“She was 22-years-old and only three months from release, and she was getting paid basically nothing to go out and risk her life to fight fires for a state full of people who didn’t want her to be part of their community,” Hoe said.
Luthe said she was angry when she heard Jones’s story, particularly because she said formerly incarcerated people often cannot apply the skills they learned in prison once they are released back into society.
“I think (Hoe) was absolutely correct when he called it exploitation,” Luthe said. “It’s just blatant disregard for human life. … I think it’s absolutely horrendous that you could put your life on the line so that other firefighters who have not been incarcerated don’t have to do that. And yet you are not welcomed in … you have these skills, but you’re not able to use them.”
Matthew Lassiter, assistant history professor, said he’s noticed racial disparities between the student environmental and criminal justice movements in his 20 years at the University.
“Environmental activism has largely tended to be white students,” Lassiter said. “They’re really good on issues of environmental racism, environmental justice, environmental sustainability, but it’s often centered around PITE and the School of Environment and Sustainability … It’s a different crowd than when you go to a mass incarceration event and see a lot more African American students and people of color there. To me, these issues are very intertwined and that’s something this teach-in can emphasize.”
After the event, Krinitsky commented on the broad impact of criminal justice and environmental justice.

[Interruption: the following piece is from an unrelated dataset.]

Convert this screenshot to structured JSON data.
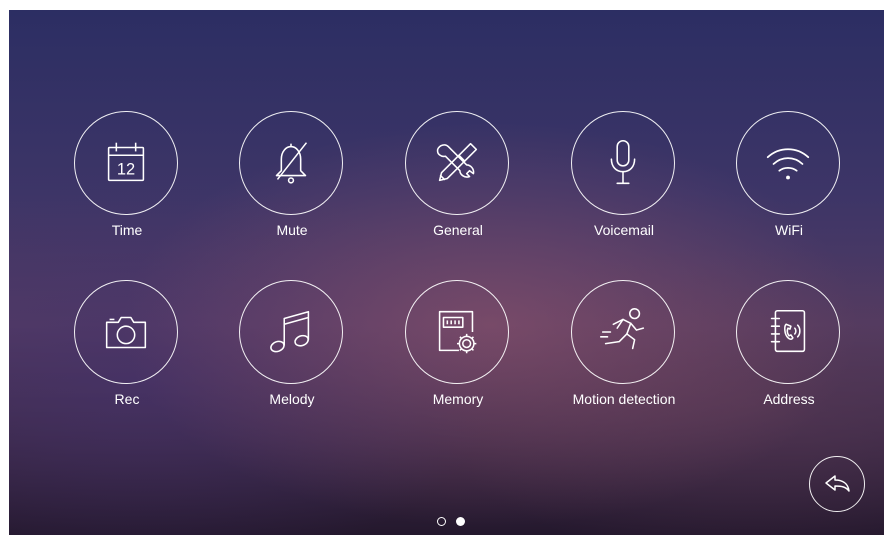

“These are both movements that touch you even if you don’t know it yet,” Krinistky said. “In some ways, it’s a little bit easier to see that when it comes to climate justice just because of where we imagine the climate to be. One thing that I say to folks who haven’t yet worked on decarceration is that I guarantee you that you or someone you love is not that far away from being involved in the criminal justice system.”
Daily Staff Reporter Calder Lewis can be reached at email@example.com.